Exactly as written, set down every entry once more.

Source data
▬▬▬▬▬▬▬▬▬▬
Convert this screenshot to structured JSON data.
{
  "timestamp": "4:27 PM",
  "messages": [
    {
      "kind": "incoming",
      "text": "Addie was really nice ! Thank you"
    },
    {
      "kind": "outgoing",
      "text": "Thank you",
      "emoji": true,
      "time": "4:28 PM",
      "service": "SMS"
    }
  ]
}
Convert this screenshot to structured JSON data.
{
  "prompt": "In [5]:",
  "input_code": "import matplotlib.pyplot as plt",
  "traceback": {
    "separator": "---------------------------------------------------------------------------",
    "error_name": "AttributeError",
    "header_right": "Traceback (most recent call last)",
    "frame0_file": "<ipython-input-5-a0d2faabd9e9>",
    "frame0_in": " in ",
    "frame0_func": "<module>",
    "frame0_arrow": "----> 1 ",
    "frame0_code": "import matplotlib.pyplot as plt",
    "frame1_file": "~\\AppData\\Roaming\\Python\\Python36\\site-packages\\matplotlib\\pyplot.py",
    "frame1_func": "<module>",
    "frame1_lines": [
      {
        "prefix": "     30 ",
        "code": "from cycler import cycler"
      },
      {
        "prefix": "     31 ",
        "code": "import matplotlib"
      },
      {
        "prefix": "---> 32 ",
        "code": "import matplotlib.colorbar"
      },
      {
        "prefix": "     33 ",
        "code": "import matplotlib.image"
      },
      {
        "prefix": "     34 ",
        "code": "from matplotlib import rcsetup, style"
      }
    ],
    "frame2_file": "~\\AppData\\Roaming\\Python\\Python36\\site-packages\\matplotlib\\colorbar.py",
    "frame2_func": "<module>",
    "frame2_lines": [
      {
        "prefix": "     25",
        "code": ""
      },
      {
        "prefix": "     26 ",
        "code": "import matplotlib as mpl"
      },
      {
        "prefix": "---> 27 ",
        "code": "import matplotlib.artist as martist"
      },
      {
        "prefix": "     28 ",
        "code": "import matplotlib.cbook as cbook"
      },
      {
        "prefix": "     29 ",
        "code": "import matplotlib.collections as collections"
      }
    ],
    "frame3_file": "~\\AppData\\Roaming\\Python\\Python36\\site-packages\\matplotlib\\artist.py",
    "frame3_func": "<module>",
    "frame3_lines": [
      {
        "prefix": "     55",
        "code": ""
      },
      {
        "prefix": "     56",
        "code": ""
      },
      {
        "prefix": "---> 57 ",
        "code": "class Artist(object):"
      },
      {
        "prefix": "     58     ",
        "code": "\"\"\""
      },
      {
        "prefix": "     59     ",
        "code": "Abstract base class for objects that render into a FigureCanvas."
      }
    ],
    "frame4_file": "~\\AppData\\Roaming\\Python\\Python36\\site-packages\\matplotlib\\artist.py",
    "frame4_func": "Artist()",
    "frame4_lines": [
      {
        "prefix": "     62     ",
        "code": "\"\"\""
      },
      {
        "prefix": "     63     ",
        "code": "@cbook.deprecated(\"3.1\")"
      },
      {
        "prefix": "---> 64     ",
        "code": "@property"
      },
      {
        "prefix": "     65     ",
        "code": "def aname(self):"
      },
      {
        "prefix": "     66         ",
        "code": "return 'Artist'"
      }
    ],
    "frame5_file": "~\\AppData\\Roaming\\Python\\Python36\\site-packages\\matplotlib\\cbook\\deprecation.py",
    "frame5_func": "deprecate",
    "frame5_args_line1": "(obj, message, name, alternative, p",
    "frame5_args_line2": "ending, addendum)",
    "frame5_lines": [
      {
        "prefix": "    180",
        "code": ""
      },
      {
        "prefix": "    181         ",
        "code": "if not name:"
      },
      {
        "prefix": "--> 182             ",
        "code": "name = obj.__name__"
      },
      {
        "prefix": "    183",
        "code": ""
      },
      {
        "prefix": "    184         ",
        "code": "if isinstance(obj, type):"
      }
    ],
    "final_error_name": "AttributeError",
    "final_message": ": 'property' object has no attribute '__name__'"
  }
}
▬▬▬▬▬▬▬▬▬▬
**Solution for this task**
Convert this screenshot to structured JSON data.
{
  "timestamp": "4:27 PM",
  "messages": [
    {
      "kind": "incoming",
      "text": "Addie was really nice ! Thank you"
    },
    {
      "kind": "outgoing",
      "text": "Thank you",
      "emoji": true,
      "time": "4:28 PM",
      "service": "SMS"
    }
  ]
}
Convert this screenshot to structured JSON data.
{
  "prompt": "In [5]:",
  "input_code": "import matplotlib.pyplot as plt",
  "traceback": {
    "separator": "---------------------------------------------------------------------------",
    "error_name": "AttributeError",
    "header_right": "Traceback (most recent call last)",
    "frame0_file": "<ipython-input-5-a0d2faabd9e9>",
    "frame0_in": " in ",
    "frame0_func": "<module>",
    "frame0_arrow": "----> 1 ",
    "frame0_code": "import matplotlib.pyplot as plt",
    "frame1_file": "~\\AppData\\Roaming\\Python\\Python36\\site-packages\\matplotlib\\pyplot.py",
    "frame1_func": "<module>",
    "frame1_lines": [
      {
        "prefix": "     30 ",
        "code": "from cycler import cycler"
      },
      {
        "prefix": "     31 ",
        "code": "import matplotlib"
      },
      {
        "prefix": "---> 32 ",
        "code": "import matplotlib.colorbar"
      },
      {
        "prefix": "     33 ",
        "code": "import matplotlib.image"
      },
      {
        "prefix": "     34 ",
        "code": "from matplotlib import rcsetup, style"
      }
    ],
    "frame2_file": "~\\AppData\\Roaming\\Python\\Python36\\site-packages\\matplotlib\\colorbar.py",
    "frame2_func": "<module>",
    "frame2_lines": [
      {
        "prefix": "     25",
        "code": ""
      },
      {
        "prefix": "     26 ",
        "code": "import matplotlib as mpl"
      },
      {
        "prefix": "---> 27 ",
        "code": "import matplotlib.artist as martist"
      },
      {
        "prefix": "     28 ",
        "code": "import matplotlib.cbook as cbook"
      },
      {
        "prefix": "     29 ",
        "code": "import matplotlib.collections as collections"
      }
    ],
    "frame3_file": "~\\AppData\\Roaming\\Python\\Python36\\site-packages\\matplotlib\\artist.py",
    "frame3_func": "<module>",
    "frame3_lines": [
      {
        "prefix": "     55",
        "code": ""
      },
      {
        "prefix": "     56",
        "code": ""
      },
      {
        "prefix": "---> 57 ",
        "code": "class Artist(object):"
      },
      {
        "prefix": "     58     ",
        "code": "\"\"\""
      },
      {
        "prefix": "     59     ",
        "code": "Abstract base class for objects that render into a FigureCanvas."
      }
    ],
    "frame4_file": "~\\AppData\\Roaming\\Python\\Python36\\site-packages\\matplotlib\\artist.py",
    "frame4_func": "Artist()",
    "frame4_lines": [
      {
        "prefix": "     62     ",
        "code": "\"\"\""
      },
      {
        "prefix": "     63     ",
        "code": "@cbook.deprecated(\"3.1\")"
      },
      {
        "prefix": "---> 64     ",
        "code": "@property"
      },
      {
        "prefix": "     65     ",
        "code": "def aname(self):"
      },
      {
        "prefix": "     66         ",
        "code": "return 'Artist'"
      }
    ],
    "frame5_file": "~\\AppData\\Roaming\\Python\\Python36\\site-packages\\matplotlib\\cbook\\deprecation.py",
    "frame5_func": "deprecate",
    "frame5_args_line1": "(obj, message, name, alternative, p",
    "frame5_args_line2": "ending, addendum)",
    "frame5_lines": [
      {
        "prefix": "    180",
        "code": ""
      },
      {
        "prefix": "    181         ",
        "code": "if not name:"
      },
      {
        "prefix": "--> 182             ",
        "code": "name = obj.__name__"
      },
      {
        "prefix": "    183",
        "code": ""
      },
      {
        "prefix": "    184         ",
        "code": "if isinstance(obj, type):"
      }
    ],
    "final_error_name": "AttributeError",
    "final_message": ": 'property' object has no attribute '__name__'"
  }
}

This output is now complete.